Russell Martin DVM
512 548-5065

Find CTVC on Facebook
Mon-Fri  7-6
Sat        9-1
See additional Pet Photos in Gallery.
Big Cocker's Top Gun, AKA "Ace" 

Ace is a 4yr old English Cocker Spaniel who loves to hunt, play, and be a couch potato.  Like most field bred cockers, he loves to be out in the bird field flushing and retrieving game birds.  We have enjoyed many long hours together as a family with Ace and our other cocker, Scout, at hunt tests, field, trials, and hunting.  At the end of the day we could all return home and the cockers would once again turn into lazy house pets. 

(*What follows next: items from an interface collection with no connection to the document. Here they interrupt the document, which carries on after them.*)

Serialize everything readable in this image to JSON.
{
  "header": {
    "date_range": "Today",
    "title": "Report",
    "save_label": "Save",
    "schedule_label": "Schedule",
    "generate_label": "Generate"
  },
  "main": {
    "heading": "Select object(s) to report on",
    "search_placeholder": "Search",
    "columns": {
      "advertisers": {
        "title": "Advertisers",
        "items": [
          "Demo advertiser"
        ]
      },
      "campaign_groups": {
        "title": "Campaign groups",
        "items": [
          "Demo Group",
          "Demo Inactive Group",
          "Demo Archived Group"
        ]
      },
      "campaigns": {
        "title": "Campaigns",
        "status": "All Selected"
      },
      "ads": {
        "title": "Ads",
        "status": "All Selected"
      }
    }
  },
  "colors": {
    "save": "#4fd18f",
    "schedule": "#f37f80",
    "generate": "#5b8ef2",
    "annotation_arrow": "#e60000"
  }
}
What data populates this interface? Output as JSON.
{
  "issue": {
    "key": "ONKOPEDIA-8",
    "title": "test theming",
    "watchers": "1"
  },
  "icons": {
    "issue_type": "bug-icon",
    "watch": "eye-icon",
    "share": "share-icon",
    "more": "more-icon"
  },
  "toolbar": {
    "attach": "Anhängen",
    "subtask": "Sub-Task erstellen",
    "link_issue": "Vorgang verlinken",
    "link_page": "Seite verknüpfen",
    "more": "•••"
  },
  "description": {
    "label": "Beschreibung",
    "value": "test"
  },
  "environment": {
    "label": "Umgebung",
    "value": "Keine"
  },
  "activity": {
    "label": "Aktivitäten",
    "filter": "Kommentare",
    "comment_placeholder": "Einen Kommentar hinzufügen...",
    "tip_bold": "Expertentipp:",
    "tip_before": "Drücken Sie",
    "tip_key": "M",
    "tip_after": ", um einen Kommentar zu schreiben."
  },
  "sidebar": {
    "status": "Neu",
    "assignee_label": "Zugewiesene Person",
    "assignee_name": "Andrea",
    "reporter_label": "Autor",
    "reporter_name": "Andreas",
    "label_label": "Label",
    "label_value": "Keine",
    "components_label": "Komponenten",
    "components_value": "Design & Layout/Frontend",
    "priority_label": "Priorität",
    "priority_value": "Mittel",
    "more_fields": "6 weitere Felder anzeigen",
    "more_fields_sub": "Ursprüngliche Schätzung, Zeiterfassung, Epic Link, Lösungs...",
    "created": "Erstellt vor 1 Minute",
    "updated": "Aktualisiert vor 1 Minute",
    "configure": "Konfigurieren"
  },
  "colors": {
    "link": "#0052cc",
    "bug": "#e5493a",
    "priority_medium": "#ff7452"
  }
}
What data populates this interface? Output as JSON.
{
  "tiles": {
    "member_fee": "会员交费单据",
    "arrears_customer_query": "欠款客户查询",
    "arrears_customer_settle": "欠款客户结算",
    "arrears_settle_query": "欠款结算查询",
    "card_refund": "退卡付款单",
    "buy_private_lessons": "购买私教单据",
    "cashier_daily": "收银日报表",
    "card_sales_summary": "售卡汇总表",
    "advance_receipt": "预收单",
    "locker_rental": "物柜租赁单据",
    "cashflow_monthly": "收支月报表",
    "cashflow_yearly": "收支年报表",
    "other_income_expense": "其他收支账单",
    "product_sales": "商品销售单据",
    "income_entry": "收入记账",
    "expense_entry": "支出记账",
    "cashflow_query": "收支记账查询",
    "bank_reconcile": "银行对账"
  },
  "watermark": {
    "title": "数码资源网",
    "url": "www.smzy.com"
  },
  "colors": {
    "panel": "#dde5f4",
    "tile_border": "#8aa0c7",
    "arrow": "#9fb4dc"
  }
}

In early December, Ace and I were coming back into the house after having a romp in the yard with Scout.  As Ace took a step up onto the porch, looking back over his shoulder at me, he tripped slightly.  His next step he was screaming in pain and his right front leg was non weight bearing.  It was obvious that he was seriously injured but I could not imagine how a simple stumble could have caused such pain.  I was able to get him into his crate, into the car, and rush him straight to Comanche Trail Vet Center thinking that, at worst, he had dislocated his elbow.  When I arrived at the clinic the staff was wonderful.  They helped me get Ace into the clinic and comfortable enough to take x-rays.  When I saw the films, my heart sank.  After many years spent as a veterinary technician myself I knew this was no simple dislocation or even a minor break.  The Humerus bone above his elbow was shattered!  Dr. Martin reviewed the x-rays and confirmed my worst fear; this was no minor injury and would require a specialist in veterinary surgery to repair.  Lucky for Ace, Dr. David Allman, a veterinary specialty surgeon, works closely with the team at Comanche Trial and he was able to diagnose the problem as Incomplete Ossification of the Humeral Condyle.  Basically it is a rare defect seen in this breed that causes a weakness in the bone and leads to sudden fracture.  He also felt that he could repair the injury with hopes of giving Ace a shot at keeping his leg and keeping his active life style. 

On December 15th Ace went back to Comanche Trail, where Dr. Martin had arranged for Dr. Allman to perform the surgery.  The surgery took approximately 4hrs, in which Dr. Allman was able to put the puzzle pieces of Ace's shattered leg back together as best he could as well as put a pin in the other leg to ensure that it did not fail as well.  For the next 9 weeks we kept Ace under strict bed rest hoping that the break would heal.  We knew that he may have very limited use of that leg and he may never hunt again.  But we prayed as we carried him in and out of the house for potty breaks and as the kids lay by his bed keeping him company as he recovered.  Each week he did a little better and each week we rechecked the leg. 
Finally on Febuary 12th, after 9wks of cage rest, Ace got the final thumbs up from Dr. Allman.  His leg had healed better than anyone had expected and he was cleared to start slowly returning to his full activity. 

Today Ace is happy and healthy!  He has only the slightest limp in his injured leg and is able to run, jump, hunt, and cuddle with our family.  I will always be a little protective of that leg but it is hard to slow down a dedicated dog.  I cannot thank Dr. Allman, Dr. Martin, Mandy, and the entire staff at Comanche Trail enough for all their dedication, love, and care through this entire ordeal.  Without them, Ace would not be with us today.  

Ace - Bone fracture
Click on pics for larger view
We Love Ace
As it should be
Site designed and maintained by PJL Network Services © 2014      Comanche Trail Veterinary Center   512 548-5065